Let us review the key challenges of GST during its first quarter of roll out.
1) GST awareness: It is not a hidden fact that a large number of businesses are still unfamiliar with the new tax regime and this confusion regarding the concept and requirements had created a lot of trouble for them in the initial days. Initially, the traders were hesitant to do large trades which not only created a hurdle for the acceptance of GST but also affected the business drastically.
2) Tax on reverse Charge from unregistered vendors: This specific cause has been the bone of contention so far. According to the Section 9(4) of Central Goods and Services Tax Act, if a purchase is made from an unregistered vendor, the liability to pay tax is transferred to the buyer.
This affected the small and unorganised sector the most as big businesses avoided purchase from unregistered vendors and many of them had to shut down their business due to the reduction in customer base.
3) Technology: In the new tax regime, technology plays a very pivotal role, and it has been a challenge for both, government and the business since its roll-out. Till now the basic structure of GSTN portal is not entirely functional, and most of the businesses who try to comply with GST have complained that they are facing a lot of trouble while filing the GST on GSTN portal.
4) Accounting System: A large number of businesses were not following the practice of maintaining proper account books, but with the implementation of GST, it has become a necessity as without appropriate records they won’t be able to receive the credits. To maintain accounts as per GST, some businesses are moving towards accounting software providing GST solutions, but as the GST law is not stable, it is difficult to provide accurate GST compliance reports for any accounting solution.
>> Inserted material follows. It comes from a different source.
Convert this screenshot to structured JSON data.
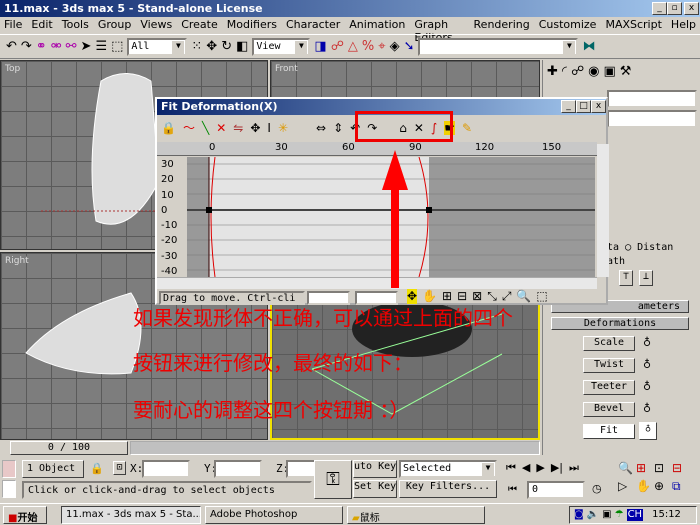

5) Challenges to Exporters: As per the GST provisions, the exporters were to get a monthly refund up to 90% of taxes paid but subjected to strict compliance and completion of procedure for reimbursement. This has resulted in blocking up of a significant amount of working capital of the exporters due to delay in compliance and has affected their business negatively.
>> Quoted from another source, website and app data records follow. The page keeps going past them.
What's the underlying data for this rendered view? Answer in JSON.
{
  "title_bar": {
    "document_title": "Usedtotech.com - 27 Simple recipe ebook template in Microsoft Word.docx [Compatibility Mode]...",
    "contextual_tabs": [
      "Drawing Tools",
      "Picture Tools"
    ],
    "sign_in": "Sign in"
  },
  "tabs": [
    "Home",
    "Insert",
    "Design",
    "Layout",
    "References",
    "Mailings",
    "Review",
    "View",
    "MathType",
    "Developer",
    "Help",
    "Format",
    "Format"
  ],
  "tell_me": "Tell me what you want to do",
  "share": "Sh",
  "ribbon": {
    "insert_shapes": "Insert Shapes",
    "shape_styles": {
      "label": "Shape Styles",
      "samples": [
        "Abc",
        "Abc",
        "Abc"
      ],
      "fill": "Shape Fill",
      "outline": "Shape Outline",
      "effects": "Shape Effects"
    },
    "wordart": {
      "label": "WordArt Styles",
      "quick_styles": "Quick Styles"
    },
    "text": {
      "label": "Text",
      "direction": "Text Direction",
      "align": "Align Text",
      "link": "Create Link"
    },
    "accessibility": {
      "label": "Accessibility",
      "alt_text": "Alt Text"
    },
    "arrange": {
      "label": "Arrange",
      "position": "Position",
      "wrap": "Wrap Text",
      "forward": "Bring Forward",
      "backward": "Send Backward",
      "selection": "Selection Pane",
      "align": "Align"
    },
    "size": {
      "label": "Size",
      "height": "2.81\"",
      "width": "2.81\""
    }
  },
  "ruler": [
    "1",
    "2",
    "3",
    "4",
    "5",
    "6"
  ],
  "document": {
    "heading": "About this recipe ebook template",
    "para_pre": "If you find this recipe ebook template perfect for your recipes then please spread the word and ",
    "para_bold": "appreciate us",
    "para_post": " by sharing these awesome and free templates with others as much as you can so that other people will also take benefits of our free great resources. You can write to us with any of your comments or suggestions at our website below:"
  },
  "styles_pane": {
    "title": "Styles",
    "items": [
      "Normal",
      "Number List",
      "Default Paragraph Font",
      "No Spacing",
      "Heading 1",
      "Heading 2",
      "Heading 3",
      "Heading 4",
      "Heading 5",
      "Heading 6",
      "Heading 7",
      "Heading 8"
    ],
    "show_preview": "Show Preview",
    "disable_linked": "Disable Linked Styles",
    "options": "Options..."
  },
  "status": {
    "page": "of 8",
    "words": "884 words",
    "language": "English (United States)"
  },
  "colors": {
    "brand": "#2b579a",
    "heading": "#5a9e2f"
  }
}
6) Challenges to the Service Providers: Under the new tax regime, service providers exporting services are required to take LUT / bond, to export without payment of duty. But most of the small businesses with low turnover were not eligible for LUT and hence they had to apply for bond from accessing officer. To get the bonds, the businesses were required to furnish a bank guarantee of a certain amount which resulted in locking up of their capital.
7) Tax rates: In the initial days, the business faced the challenge to get the correct rate of tax applicable on the products which in turn delayed the invoicing to the customers. The GST rates were based on old laws, and due to the technicalities, the hardships of these taxes could not be envisaged correctly.
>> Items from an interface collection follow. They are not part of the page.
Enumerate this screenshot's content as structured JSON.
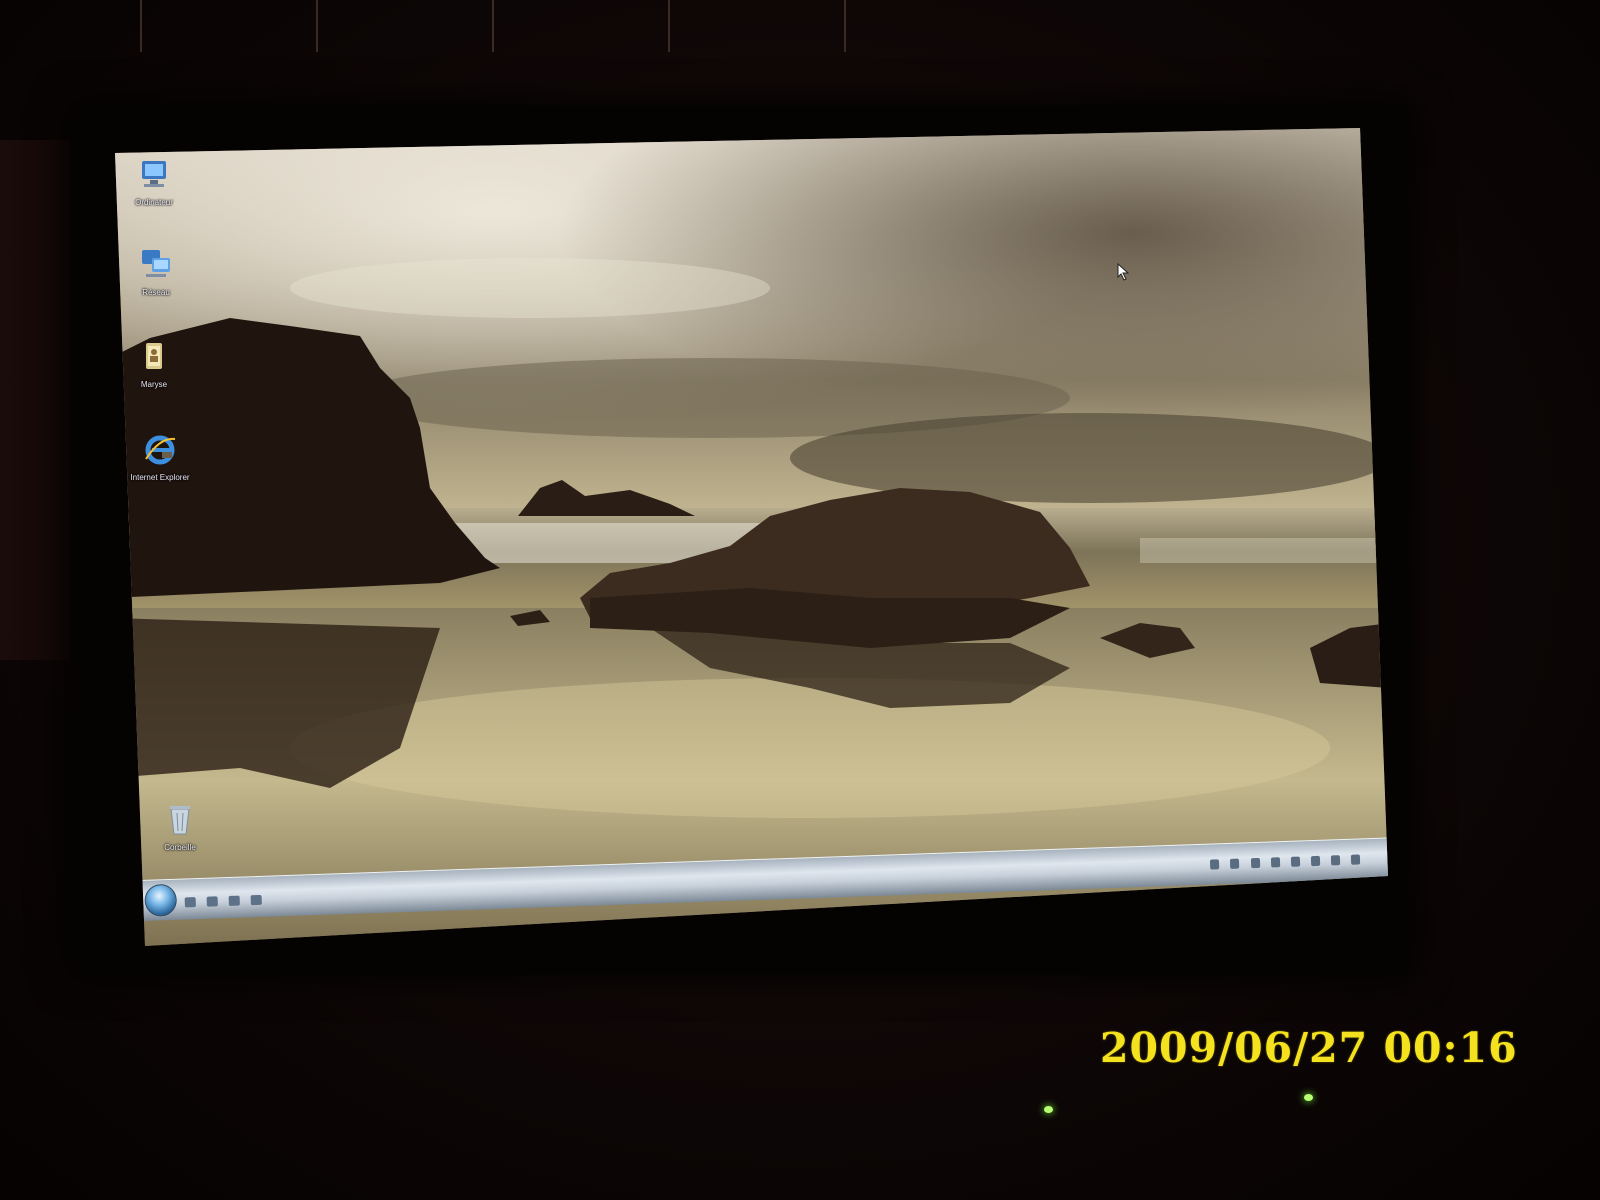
{
  "desktop": {
    "icons": [
      {
        "id": "computer",
        "label": "Ordinateur",
        "icon": "computer-icon"
      },
      {
        "id": "network",
        "label": "Réseau",
        "icon": "network-icon"
      },
      {
        "id": "user",
        "label": "Maryse",
        "icon": "user-folder-icon"
      },
      {
        "id": "ie",
        "label": "Internet Explorer",
        "icon": "internet-explorer-icon"
      },
      {
        "id": "recycle",
        "label": "Corbeille",
        "icon": "recycle-bin-icon"
      }
    ]
  },
  "taskbar": {
    "start_icon": "windows-start-orb-icon",
    "quick_launch_icons": [
      "show-desktop-icon",
      "switch-windows-icon",
      "ie-quicklaunch-icon",
      "media-icon"
    ]
  },
  "camera": {
    "timestamp": "2009/06/27 00:16"
  },
  "colors": {
    "timestamp": "#f3e21d",
    "led": "#b9ff74",
    "taskbar": "#c7d0da"
  }
}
The GST council announced some structural changes in the tax regime in its meeting which was convened on October 6. The reverse charge mechanism was put on hold until March 31, 2018, and the bank guarantee which was required to obtain LUT bonds was also relaxed. The refund process was made hassle-free for the exporters, and the rule which required the business with a turnover below Rs 1.5 crore to fill monthly returns has been relaxed, and they are now required to file quarterly returns instead.